Can I get salmonella from my eggs/ is it safe to eat runny yolks? Salmonella is a bacteria that can cause salmonellosis, an infection whose symptoms include fever, vomiting, and diarrhea. According to the USDA, salmonella can be found on the surface of shells as they pass through the chicken, since the egg leaves the hen’s body the same way it…well…the same way it poops. However, eggs are really cool in that their shells are porous, yet keep bacteria out: a mechanism developed to keep the growing baby chick healthy before hatching. Nevertheless, the eggs are washed and sanitized in processing plants for that reason.
Salmonella could possibly also be found inside the egg itself (1 in 20,000 eggs), which is why the USDA recommends not eating runny or undercooked eggs. Egg whites set at about 149° F and eggs yolks at 158° F. It is recommended to heat food containing eggs for at least ten minutes at 167° F. As you can see, this is above the temperature at which eggs set. It probably won’t kill you to eat eggs with runny yolks, but sickness is more likely in children, elderly, pregnant, and immunocompromised populations. If you’re really that worried, you can find pasteurized eggs at the grocery store.
So there you go! Eggs are nutritious, delicious, and useful for so many things. I’ll leave you with a lovely ode to eggs so you, too, can sing about how much you love eggs: https://www.youtube.com/watch?v=MPFGmjqLGxs
Charley, H., & Weaver, C. (1998). Foods: A scientific approach. Upper Saddle River, NJ: Merrill.
Naber, E. (1979). The Effect of Nutrition on the Composition of Eggs,. Poultry Science, 58(3), 518-528. Retrieved March 25, 2015, from Oxford Journals.
Scientific Report of the 2015 Dietary Guidelines Advisory Committee. (n.d.). Retrieved March 2, 2015, from http://www.health.gov/dietaryguidelines/2015-scientific-report/
Ungerleider, N. (2015, January 5). California’s New Egg Law. Retrieved February 6, 2015, from http://www.kcet.org/living/food/the-nosh/californias-new-egg-law.html

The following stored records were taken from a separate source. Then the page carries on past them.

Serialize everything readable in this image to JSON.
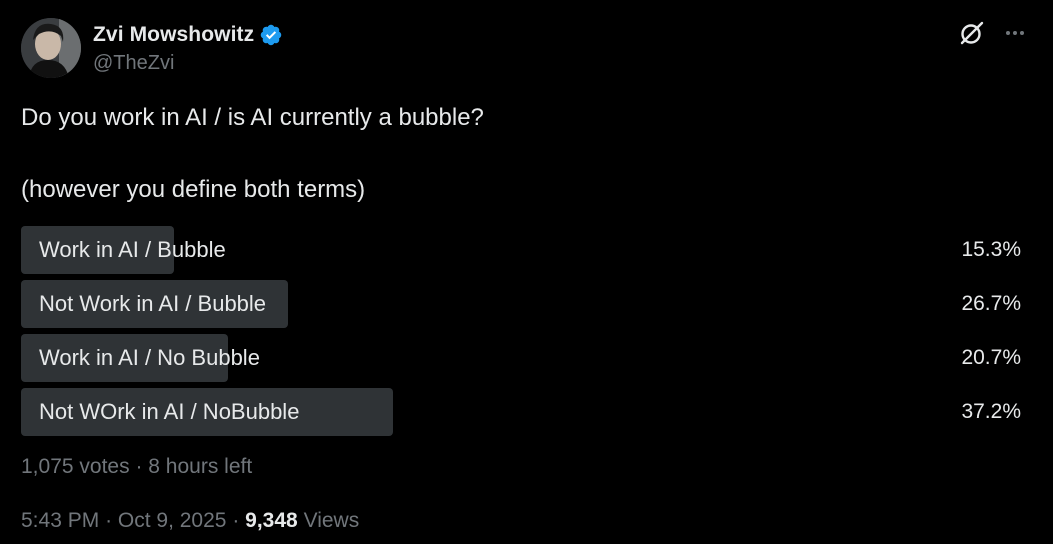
{
  "author": {
    "display_name": "Zvi Mowshowitz",
    "handle": "@TheZvi",
    "verified": true,
    "verified_color": "#1d9bf0"
  },
  "tweet": {
    "line1": "Do you work in AI / is AI currently a bubble?",
    "line2": "(however you define both terms)"
  },
  "poll": {
    "options": [
      {
        "label": "Work in AI / Bubble",
        "percent": "15.3%",
        "value": 15.3
      },
      {
        "label": "Not Work in AI / Bubble",
        "percent": "26.7%",
        "value": 26.7
      },
      {
        "label": "Work in AI / No Bubble",
        "percent": "20.7%",
        "value": 20.7
      },
      {
        "label": "Not WOrk in AI / NoBubble",
        "percent": "37.2%",
        "value": 37.2
      }
    ],
    "votes": "1,075 votes",
    "separator": "·",
    "time_left": "8 hours left"
  },
  "meta": {
    "time": "5:43 PM",
    "separator": "·",
    "date": "Oct 9, 2025",
    "views_count": "9,348",
    "views_label": "Views"
  },
  "icons": {
    "grok": "grok-icon",
    "more": "more-icon",
    "verified": "verified-badge-icon"
  },
  "colors": {
    "background": "#000000",
    "text": "#e7e9ea",
    "secondary_text": "#71767b",
    "poll_bar": "#2f3336"
  }
}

Weggemans, R., Zock, P., & Katan, M. (2001). Dietary cholesterol from eggs increases the ratio of total cholesterol to high-density lipoprotein cholesterol in humans: A meta-analysis. The American Journal of Clinical Nutrition, 73(5), 885-891.